Need to take a break from indoors? Take a stroll through an urban forest or secluded nook in these city-side parks if you’re within 5km, or plan your visit post 3 June. We’ve even got a free walking map to help you find your way.
Lake Waterfall, Queen Victoria Gardens
A little triangle of parkland across from the National Gallery of Victoria, Queen Victoria Gardens boast an iconic floral clock, historic rotunda and numerous flower beds and sculptures. Lesser known to visitors is Lake Waterfall, a peaceful place where water cascades over a serene stone setting. Seek it out on the south side of the ornamental lake.
Royal Botanic Gardens’ Wellbeing Gardens
The Royal Botanic Gardens’ Fern Gully has three lush meditative spaces, perfect for solo contemplation. The highlight of the Wellbeing Gardens is the Bird’s Nest, where you can breathe in the green surroundings in a suspended swing chair. There’s also the sheltered Grotto, and a Japanese-inspired moss garden. Sit atop stone seats and unwind before the central ‘mother stone’ fountain.
Trin Warren Tam-boore

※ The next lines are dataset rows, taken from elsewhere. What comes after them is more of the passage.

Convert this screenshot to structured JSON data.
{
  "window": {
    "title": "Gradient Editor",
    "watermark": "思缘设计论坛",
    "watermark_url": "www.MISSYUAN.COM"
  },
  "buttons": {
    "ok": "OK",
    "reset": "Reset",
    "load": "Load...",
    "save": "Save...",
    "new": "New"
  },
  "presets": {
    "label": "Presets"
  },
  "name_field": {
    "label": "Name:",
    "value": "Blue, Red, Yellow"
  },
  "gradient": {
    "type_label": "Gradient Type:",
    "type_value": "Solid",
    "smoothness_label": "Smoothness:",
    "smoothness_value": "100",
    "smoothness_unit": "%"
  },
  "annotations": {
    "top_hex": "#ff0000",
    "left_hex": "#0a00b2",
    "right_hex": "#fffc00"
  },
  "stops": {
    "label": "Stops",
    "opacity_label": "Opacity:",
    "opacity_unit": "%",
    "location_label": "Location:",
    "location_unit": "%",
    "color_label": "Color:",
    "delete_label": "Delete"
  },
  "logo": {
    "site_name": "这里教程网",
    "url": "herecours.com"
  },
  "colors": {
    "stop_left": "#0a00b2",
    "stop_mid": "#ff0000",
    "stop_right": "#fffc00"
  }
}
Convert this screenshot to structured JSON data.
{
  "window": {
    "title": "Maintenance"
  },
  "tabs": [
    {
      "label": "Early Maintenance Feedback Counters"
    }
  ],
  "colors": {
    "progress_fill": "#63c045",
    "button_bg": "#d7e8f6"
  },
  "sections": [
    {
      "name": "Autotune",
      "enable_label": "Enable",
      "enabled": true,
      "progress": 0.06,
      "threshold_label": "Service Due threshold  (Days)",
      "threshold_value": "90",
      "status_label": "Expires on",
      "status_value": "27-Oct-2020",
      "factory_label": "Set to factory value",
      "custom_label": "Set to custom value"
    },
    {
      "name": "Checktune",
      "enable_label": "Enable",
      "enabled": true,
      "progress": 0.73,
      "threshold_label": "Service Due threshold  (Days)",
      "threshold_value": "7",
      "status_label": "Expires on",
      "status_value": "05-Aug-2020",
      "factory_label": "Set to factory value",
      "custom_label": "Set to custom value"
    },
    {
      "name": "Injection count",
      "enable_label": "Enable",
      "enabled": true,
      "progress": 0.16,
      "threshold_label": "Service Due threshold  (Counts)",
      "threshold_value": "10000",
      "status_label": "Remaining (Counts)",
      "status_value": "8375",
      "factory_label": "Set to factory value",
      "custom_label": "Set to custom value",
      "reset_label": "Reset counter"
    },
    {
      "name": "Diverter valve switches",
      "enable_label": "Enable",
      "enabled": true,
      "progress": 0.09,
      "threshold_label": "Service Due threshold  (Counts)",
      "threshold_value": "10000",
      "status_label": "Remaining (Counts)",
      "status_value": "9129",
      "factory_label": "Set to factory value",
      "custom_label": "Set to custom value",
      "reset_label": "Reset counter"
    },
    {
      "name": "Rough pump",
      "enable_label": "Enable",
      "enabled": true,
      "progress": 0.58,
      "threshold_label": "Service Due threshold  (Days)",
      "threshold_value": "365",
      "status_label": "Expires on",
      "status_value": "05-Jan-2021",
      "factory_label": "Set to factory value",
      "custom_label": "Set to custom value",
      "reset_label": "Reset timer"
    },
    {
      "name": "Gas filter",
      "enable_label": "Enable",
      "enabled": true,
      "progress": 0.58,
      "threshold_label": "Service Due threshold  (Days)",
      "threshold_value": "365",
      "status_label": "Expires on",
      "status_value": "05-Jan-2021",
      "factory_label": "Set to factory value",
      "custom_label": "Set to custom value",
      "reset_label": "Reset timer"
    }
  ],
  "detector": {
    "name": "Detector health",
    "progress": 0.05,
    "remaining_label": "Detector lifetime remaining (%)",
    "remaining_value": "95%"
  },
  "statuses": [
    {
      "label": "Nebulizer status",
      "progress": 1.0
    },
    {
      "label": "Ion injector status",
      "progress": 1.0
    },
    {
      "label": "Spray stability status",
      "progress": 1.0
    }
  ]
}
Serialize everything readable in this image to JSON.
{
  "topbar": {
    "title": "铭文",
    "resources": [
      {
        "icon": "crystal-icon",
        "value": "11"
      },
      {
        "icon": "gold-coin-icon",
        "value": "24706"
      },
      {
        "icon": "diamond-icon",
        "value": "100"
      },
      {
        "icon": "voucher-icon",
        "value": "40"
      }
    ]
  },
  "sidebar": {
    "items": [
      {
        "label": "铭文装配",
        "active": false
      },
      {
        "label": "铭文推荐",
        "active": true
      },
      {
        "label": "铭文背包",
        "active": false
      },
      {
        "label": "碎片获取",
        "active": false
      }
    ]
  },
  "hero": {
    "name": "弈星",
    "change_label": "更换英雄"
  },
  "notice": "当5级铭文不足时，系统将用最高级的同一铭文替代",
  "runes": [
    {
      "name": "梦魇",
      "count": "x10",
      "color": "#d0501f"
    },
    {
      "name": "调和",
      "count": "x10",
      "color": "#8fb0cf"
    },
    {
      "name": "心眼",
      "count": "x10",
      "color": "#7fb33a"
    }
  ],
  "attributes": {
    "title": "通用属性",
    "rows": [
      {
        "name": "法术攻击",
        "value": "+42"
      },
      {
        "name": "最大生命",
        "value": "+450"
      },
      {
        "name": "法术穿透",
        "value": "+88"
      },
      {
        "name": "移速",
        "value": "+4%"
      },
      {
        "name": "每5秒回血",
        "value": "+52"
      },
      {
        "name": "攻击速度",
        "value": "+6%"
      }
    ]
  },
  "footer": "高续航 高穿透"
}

Did you know there are wetlands in Royal Park? Trin Warren Tam-boore means ‘bellbird waterhole’, and is home to many species of native fauna like ibis and kookaburras. Read the signs along the walking trail and learn all about the insects and reptiles that call this urban wetland home. Taking around 90 minutes, it’s well worth the journey.
Queen Victoria Gardens’ little pond
In this lovely formal greenspace, it’s hard to believe you’re only a few minutes walk from Flinders Street Station. You’ve probably seen Queen Victoria Gardens‘ big floral clock, but have you found the hidden pond? John Olsen’s playful bronze frog statue leaps out of it, while a petite waterfall splish-splashes away. You might also spot some contented ducks in this secluded urban oasis.
Fitzroy Gardens’ stream
This quiet, green oasis on the edge of the CBD beckons you for a lunchtime stroll. Melburnians all know Fitzroy Gardens‘ avenues of elm trees, gracious sculptures and fountains. But don’t miss the stream running through the park’s southern section though. It’s surrounded by semi-wilderness – like ferns and rainforest plantings – and forms an ornamental state studded pond.
If you’ve ever crossed the Westgate Bridge, you’ve caught a glimpse of Westgate Park below. What used to be an industrial area on the eastern bank of the Yarra is now home to plants and plenty of natives animals. Think waterbirds like spoonbills, pelicans and swans. See how many species you can spot against the city skyline. During warm, dry spells the park’s natural algae turn the lake bright pink!